I’ll make no bones about it: I would be willing to eat Aaron Sorkin‘s brain if I could ingest his writing ability. That’s not a threat! I’ve written so many love letters to Sorkin’s writing ability over the years in various forums that I’m probably on some kind of restraining order watch list. Sorkin is my favorite writer working in any medium. Period. Whenever his scripts get published in any kind of form, I have them pre-ordered on Amazon by the time they finish typing the code to post them. I’m trying to get across the point that I think he’s talented. Is that coming through?Sorkin has a definite style and it is one that some don’t care for (those people usually are wise enough to stay out of my eye line), but he’s undeniably maturing as a writer. The Sorkin who wrote walk-and-talk episodes of Sports Night and The West Wing is barely recognizable in the screenplay to Moneyball (his last movie script). He’s getting BETTER. Boo.
A Few Good Men is really Sorkin’s first project. He wrote it as a play and it was performed on and off Broadway before being made into a film version that’s become iconic largely because of this scene. A Sorkin script is a heavy thing. If you’re going to be in a show or movie with his words, you’re going to have to memorize a lot of them because people talk quickly, use big words, make obscure references and if there’s a stupid person who exists in Sorkinland, we have yet to see him (I like a world where people talk up to one another instead of grunting like cavemen). These words in the hands of the best actors of the world can be incendiary onscreen. He’s written some of the great monologues in television and in film. I featured one from The West Wing in my favorite scene from season two. There he gave Martin Sheen a giant monologue where he does nothing but walk up the aisle of a church and have a one-sided confrontation with God Almighty. It’s awesome on the page, but Sheen had to make it work and he did.
Everything in A Few Good Men leads to these final seven minutes of testimony by Jack Nicholson‘s character being cross-examined by Tom Cruise. Cruise has nothing. He has nothing to fall back on if he can’t get Nicholson to crack on the stand. He puts all his chips into to a relentless pounding of this proud military scion and when a crack shows, he pounces on it and the resulting explosion that erupts from Nicholson is one of the defining scenes in his legendary career. It showcases both actors at their best, but Nicholson gets the meat of the exchange and when they compile the greatest clips of his long and illustrious career they’ll include this exchange and its really just two guys yelling at each other ignoring everyone else in the courtroom.
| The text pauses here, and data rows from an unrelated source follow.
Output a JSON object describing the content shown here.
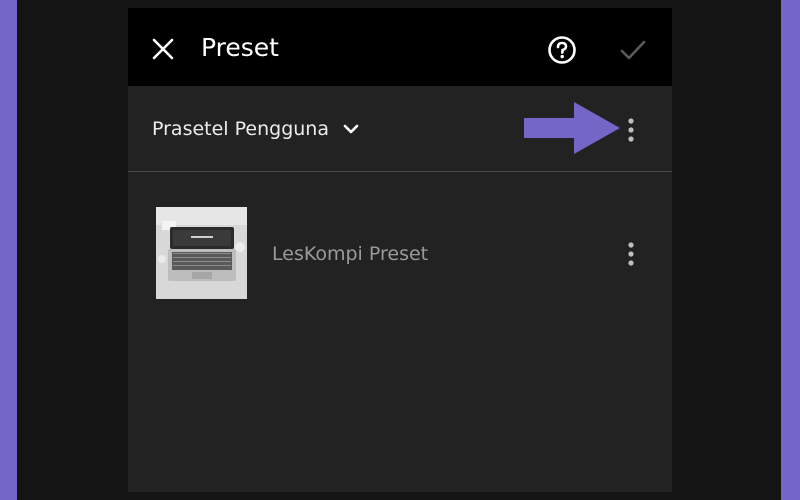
{
  "header": {
    "title": "Preset",
    "close_icon": "close-icon",
    "help_icon": "help-circle-icon",
    "confirm_icon": "checkmark-icon"
  },
  "preset_group": {
    "label": "Prasetel Pengguna",
    "dropdown_icon": "chevron-down-icon",
    "menu_icon": "more-vertical-icon"
  },
  "presets": [
    {
      "name": "LesKompi Preset",
      "thumbnail": "laptop-photo",
      "menu_icon": "more-vertical-icon"
    }
  ],
  "annotation": {
    "icon": "arrow-right-icon",
    "color": "#7366c6"
  },
  "colors": {
    "background_frame": "#7366c6",
    "app_background": "#222222",
    "topbar": "#000000",
    "confirm_disabled": "#5a5a5a"
  }
}
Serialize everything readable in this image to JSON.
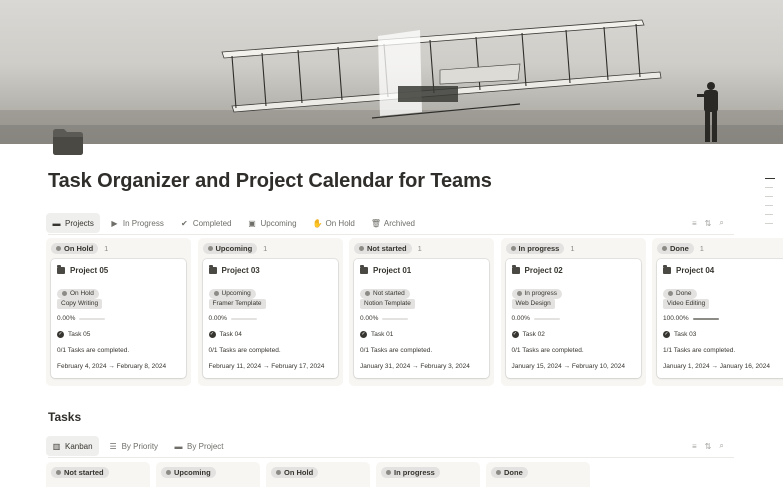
{
  "page": {
    "title": "Task Organizer and Project Calendar for Teams",
    "icon": "folder-icon"
  },
  "projects_view": {
    "tabs": [
      {
        "label": "Projects",
        "icon": "folder-icon",
        "active": true
      },
      {
        "label": "In Progress",
        "icon": "play-icon",
        "active": false
      },
      {
        "label": "Completed",
        "icon": "check-circle-icon",
        "active": false
      },
      {
        "label": "Upcoming",
        "icon": "calendar-icon",
        "active": false
      },
      {
        "label": "On Hold",
        "icon": "hand-icon",
        "active": false
      },
      {
        "label": "Archived",
        "icon": "trash-icon",
        "active": false
      }
    ],
    "toolbar_icons": [
      "filter-icon",
      "sort-icon",
      "search-icon"
    ],
    "columns": [
      {
        "status": "On Hold",
        "count": "1",
        "card": {
          "title": "Project 05",
          "status": "On Hold",
          "tag": "Copy Writing",
          "progress_text": "0.00%",
          "progress": 0,
          "task": "Task 05",
          "tasks_done": "0/1 Tasks are completed.",
          "dates": "February 4, 2024 → February 8, 2024"
        }
      },
      {
        "status": "Upcoming",
        "count": "1",
        "card": {
          "title": "Project 03",
          "status": "Upcoming",
          "tag": "Framer Template",
          "progress_text": "0.00%",
          "progress": 0,
          "task": "Task 04",
          "tasks_done": "0/1 Tasks are completed.",
          "dates": "February 11, 2024 → February 17, 2024"
        }
      },
      {
        "status": "Not started",
        "count": "1",
        "card": {
          "title": "Project 01",
          "status": "Not started",
          "tag": "Notion Template",
          "progress_text": "0.00%",
          "progress": 0,
          "task": "Task 01",
          "tasks_done": "0/1 Tasks are completed.",
          "dates": "January 31, 2024 → February 3, 2024"
        }
      },
      {
        "status": "In progress",
        "count": "1",
        "card": {
          "title": "Project 02",
          "status": "In progress",
          "tag": "Web Design",
          "progress_text": "0.00%",
          "progress": 0,
          "task": "Task 02",
          "tasks_done": "0/1 Tasks are completed.",
          "dates": "January 15, 2024 → February 10, 2024"
        }
      },
      {
        "status": "Done",
        "count": "1",
        "card": {
          "title": "Project 04",
          "status": "Done",
          "tag": "Video Editing",
          "progress_text": "100.00%",
          "progress": 1,
          "task": "Task 03",
          "tasks_done": "1/1 Tasks are completed.",
          "dates": "January 1, 2024 → January 16, 2024"
        }
      }
    ]
  },
  "tasks_section": {
    "title": "Tasks",
    "tabs": [
      {
        "label": "Kanban",
        "icon": "board-icon",
        "active": true
      },
      {
        "label": "By Priority",
        "icon": "list-icon",
        "active": false
      },
      {
        "label": "By Project",
        "icon": "folder-icon",
        "active": false
      }
    ],
    "toolbar_icons": [
      "filter-icon",
      "sort-icon",
      "search-icon"
    ],
    "columns": [
      "Not started",
      "Upcoming",
      "On Hold",
      "In progress",
      "Done"
    ]
  },
  "colors": {
    "tab_active_bg": "#efefed",
    "column_bg": "#f7f6f3",
    "pill_bg": "#e3e2e0",
    "text": "#37352f"
  }
}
But it’s magic. Words can be magic in the right hands, and I love seeing Sorkin conjure.